**TASK TO CARRY OUT**
Your answer is the listing, printed exactly as given.

**SUPPLIED DATA**
--
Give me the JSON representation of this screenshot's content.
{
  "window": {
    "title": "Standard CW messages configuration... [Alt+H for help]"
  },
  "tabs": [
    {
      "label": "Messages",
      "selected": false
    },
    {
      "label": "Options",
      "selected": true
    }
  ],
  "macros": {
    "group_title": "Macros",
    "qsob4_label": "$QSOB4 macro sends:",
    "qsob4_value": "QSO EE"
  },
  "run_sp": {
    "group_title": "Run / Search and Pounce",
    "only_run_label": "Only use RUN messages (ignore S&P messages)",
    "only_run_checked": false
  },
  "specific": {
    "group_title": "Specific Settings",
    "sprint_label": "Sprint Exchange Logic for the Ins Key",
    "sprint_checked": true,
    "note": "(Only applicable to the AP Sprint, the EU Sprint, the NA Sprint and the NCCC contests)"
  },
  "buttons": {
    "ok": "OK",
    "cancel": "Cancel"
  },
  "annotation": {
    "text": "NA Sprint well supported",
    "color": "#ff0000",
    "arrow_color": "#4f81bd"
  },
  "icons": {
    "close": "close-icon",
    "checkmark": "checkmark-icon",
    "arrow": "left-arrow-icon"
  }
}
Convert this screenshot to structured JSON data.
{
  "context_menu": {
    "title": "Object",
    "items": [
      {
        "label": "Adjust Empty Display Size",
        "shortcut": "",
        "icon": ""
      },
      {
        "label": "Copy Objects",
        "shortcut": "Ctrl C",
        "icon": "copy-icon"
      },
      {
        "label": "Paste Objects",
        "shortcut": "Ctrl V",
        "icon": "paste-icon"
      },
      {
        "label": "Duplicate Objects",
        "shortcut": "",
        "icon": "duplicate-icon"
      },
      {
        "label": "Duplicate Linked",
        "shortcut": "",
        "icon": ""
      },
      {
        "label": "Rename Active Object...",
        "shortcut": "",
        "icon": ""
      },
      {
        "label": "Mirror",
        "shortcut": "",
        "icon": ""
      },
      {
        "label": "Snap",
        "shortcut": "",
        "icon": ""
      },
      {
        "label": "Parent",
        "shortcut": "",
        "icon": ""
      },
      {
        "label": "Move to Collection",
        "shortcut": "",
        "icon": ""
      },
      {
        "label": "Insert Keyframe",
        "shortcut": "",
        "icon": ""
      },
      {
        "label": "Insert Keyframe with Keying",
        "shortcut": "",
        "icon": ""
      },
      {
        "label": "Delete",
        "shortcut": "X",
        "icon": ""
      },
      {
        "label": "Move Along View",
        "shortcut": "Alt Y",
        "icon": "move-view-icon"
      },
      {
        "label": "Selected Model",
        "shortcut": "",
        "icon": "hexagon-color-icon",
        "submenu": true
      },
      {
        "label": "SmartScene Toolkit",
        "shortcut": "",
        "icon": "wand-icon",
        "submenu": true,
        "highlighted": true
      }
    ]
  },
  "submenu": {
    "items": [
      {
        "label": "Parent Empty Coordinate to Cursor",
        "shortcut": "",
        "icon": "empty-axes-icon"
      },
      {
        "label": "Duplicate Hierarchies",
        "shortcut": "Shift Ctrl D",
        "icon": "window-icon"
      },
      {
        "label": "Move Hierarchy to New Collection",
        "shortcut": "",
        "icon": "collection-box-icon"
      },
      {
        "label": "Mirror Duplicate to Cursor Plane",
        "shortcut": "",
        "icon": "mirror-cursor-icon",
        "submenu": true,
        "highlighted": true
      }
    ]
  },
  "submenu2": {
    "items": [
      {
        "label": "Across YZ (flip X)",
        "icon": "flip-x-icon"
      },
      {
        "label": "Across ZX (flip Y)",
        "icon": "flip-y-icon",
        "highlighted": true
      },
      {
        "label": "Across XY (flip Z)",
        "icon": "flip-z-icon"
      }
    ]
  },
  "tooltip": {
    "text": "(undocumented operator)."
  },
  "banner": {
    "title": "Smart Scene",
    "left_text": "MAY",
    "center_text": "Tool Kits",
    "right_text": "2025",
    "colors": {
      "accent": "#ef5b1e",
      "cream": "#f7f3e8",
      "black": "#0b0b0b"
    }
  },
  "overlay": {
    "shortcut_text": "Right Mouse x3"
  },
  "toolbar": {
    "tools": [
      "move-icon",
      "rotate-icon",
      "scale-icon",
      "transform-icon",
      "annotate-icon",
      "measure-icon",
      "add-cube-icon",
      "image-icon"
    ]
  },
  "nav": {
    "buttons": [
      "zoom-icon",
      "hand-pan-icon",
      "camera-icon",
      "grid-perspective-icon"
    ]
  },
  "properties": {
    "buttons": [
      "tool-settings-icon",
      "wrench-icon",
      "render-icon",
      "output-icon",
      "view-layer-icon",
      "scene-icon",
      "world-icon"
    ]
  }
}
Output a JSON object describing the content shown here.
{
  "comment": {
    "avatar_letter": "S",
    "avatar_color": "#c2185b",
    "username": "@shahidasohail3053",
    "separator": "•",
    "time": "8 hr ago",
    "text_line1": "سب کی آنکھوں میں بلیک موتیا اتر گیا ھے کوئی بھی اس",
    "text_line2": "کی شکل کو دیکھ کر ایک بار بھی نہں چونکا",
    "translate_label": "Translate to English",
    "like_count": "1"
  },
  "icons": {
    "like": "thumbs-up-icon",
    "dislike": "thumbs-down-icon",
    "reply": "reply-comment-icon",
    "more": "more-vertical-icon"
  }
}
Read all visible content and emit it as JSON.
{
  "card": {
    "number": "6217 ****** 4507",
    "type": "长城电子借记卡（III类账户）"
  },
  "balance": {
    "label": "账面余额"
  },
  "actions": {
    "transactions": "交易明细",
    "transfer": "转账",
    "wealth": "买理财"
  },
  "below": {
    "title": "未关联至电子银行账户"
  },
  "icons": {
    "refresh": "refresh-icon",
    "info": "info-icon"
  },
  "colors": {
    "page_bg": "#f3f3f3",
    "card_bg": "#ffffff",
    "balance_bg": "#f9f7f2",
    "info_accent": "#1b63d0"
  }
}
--
**WRITTEN ANSWER**
Give me the JSON representation of this screenshot's content.
{
  "window": {
    "title": "Standard CW messages configuration... [Alt+H for help]"
  },
  "tabs": [
    {
      "label": "Messages",
      "selected": false
    },
    {
      "label": "Options",
      "selected": true
    }
  ],
  "macros": {
    "group_title": "Macros",
    "qsob4_label": "$QSOB4 macro sends:",
    "qsob4_value": "QSO EE"
  },
  "run_sp": {
    "group_title": "Run / Search and Pounce",
    "only_run_label": "Only use RUN messages (ignore S&P messages)",
    "only_run_checked": false
  },
  "specific": {
    "group_title": "Specific Settings",
    "sprint_label": "Sprint Exchange Logic for the Ins Key",
    "sprint_checked": true,
    "note": "(Only applicable to the AP Sprint, the EU Sprint, the NA Sprint and the NCCC contests)"
  },
  "buttons": {
    "ok": "OK",
    "cancel": "Cancel"
  },
  "annotation": {
    "text": "NA Sprint well supported",
    "color": "#ff0000",
    "arrow_color": "#4f81bd"
  },
  "icons": {
    "close": "close-icon",
    "checkmark": "checkmark-icon",
    "arrow": "left-arrow-icon"
  }
}
Convert this screenshot to structured JSON data.
{
  "context_menu": {
    "title": "Object",
    "items": [
      {
        "label": "Adjust Empty Display Size",
        "shortcut": "",
        "icon": ""
      },
      {
        "label": "Copy Objects",
        "shortcut": "Ctrl C",
        "icon": "copy-icon"
      },
      {
        "label": "Paste Objects",
        "shortcut": "Ctrl V",
        "icon": "paste-icon"
      },
      {
        "label": "Duplicate Objects",
        "shortcut": "",
        "icon": "duplicate-icon"
      },
      {
        "label": "Duplicate Linked",
        "shortcut": "",
        "icon": ""
      },
      {
        "label": "Rename Active Object...",
        "shortcut": "",
        "icon": ""
      },
      {
        "label": "Mirror",
        "shortcut": "",
        "icon": ""
      },
      {
        "label": "Snap",
        "shortcut": "",
        "icon": ""
      },
      {
        "label": "Parent",
        "shortcut": "",
        "icon": ""
      },
      {
        "label": "Move to Collection",
        "shortcut": "",
        "icon": ""
      },
      {
        "label": "Insert Keyframe",
        "shortcut": "",
        "icon": ""
      },
      {
        "label": "Insert Keyframe with Keying",
        "shortcut": "",
        "icon": ""
      },
      {
        "label": "Delete",
        "shortcut": "X",
        "icon": ""
      },
      {
        "label": "Move Along View",
        "shortcut": "Alt Y",
        "icon": "move-view-icon"
      },
      {
        "label": "Selected Model",
        "shortcut": "",
        "icon": "hexagon-color-icon",
        "submenu": true
      },
      {
        "label": "SmartScene Toolkit",
        "shortcut": "",
        "icon": "wand-icon",
        "submenu": true,
        "highlighted": true
      }
    ]
  },
  "submenu": {
    "items": [
      {
        "label": "Parent Empty Coordinate to Cursor",
        "shortcut": "",
        "icon": "empty-axes-icon"
      },
      {
        "label": "Duplicate Hierarchies",
        "shortcut": "Shift Ctrl D",
        "icon": "window-icon"
      },
      {
        "label": "Move Hierarchy to New Collection",
        "shortcut": "",
        "icon": "collection-box-icon"
      },
      {
        "label": "Mirror Duplicate to Cursor Plane",
        "shortcut": "",
        "icon": "mirror-cursor-icon",
        "submenu": true,
        "highlighted": true
      }
    ]
  },
  "submenu2": {
    "items": [
      {
        "label": "Across YZ (flip X)",
        "icon": "flip-x-icon"
      },
      {
        "label": "Across ZX (flip Y)",
        "icon": "flip-y-icon",
        "highlighted": true
      },
      {
        "label": "Across XY (flip Z)",
        "icon": "flip-z-icon"
      }
    ]
  },
  "tooltip": {
    "text": "(undocumented operator)."
  },
  "banner": {
    "title": "Smart Scene",
    "left_text": "MAY",
    "center_text": "Tool Kits",
    "right_text": "2025",
    "colors": {
      "accent": "#ef5b1e",
      "cream": "#f7f3e8",
      "black": "#0b0b0b"
    }
  },
  "overlay": {
    "shortcut_text": "Right Mouse x3"
  },
  "toolbar": {
    "tools": [
      "move-icon",
      "rotate-icon",
      "scale-icon",
      "transform-icon",
      "annotate-icon",
      "measure-icon",
      "add-cube-icon",
      "image-icon"
    ]
  },
  "nav": {
    "buttons": [
      "zoom-icon",
      "hand-pan-icon",
      "camera-icon",
      "grid-perspective-icon"
    ]
  },
  "properties": {
    "buttons": [
      "tool-settings-icon",
      "wrench-icon",
      "render-icon",
      "output-icon",
      "view-layer-icon",
      "scene-icon",
      "world-icon"
    ]
  }
}
Output a JSON object describing the content shown here.
{
  "comment": {
    "avatar_letter": "S",
    "avatar_color": "#c2185b",
    "username": "@shahidasohail3053",
    "separator": "•",
    "time": "8 hr ago",
    "text_line1": "سب کی آنکھوں میں بلیک موتیا اتر گیا ھے کوئی بھی اس",
    "text_line2": "کی شکل کو دیکھ کر ایک بار بھی نہں چونکا",
    "translate_label": "Translate to English",
    "like_count": "1"
  },
  "icons": {
    "like": "thumbs-up-icon",
    "dislike": "thumbs-down-icon",
    "reply": "reply-comment-icon",
    "more": "more-vertical-icon"
  }
}
Read all visible content and emit it as JSON.
{
  "card": {
    "number": "6217 ****** 4507",
    "type": "长城电子借记卡（III类账户）"
  },
  "balance": {
    "label": "账面余额"
  },
  "actions": {
    "transactions": "交易明细",
    "transfer": "转账",
    "wealth": "买理财"
  },
  "below": {
    "title": "未关联至电子银行账户"
  },
  "icons": {
    "refresh": "refresh-icon",
    "info": "info-icon"
  },
  "colors": {
    "page_bg": "#f3f3f3",
    "card_bg": "#ffffff",
    "balance_bg": "#f9f7f2",
    "info_accent": "#1b63d0"
  }
}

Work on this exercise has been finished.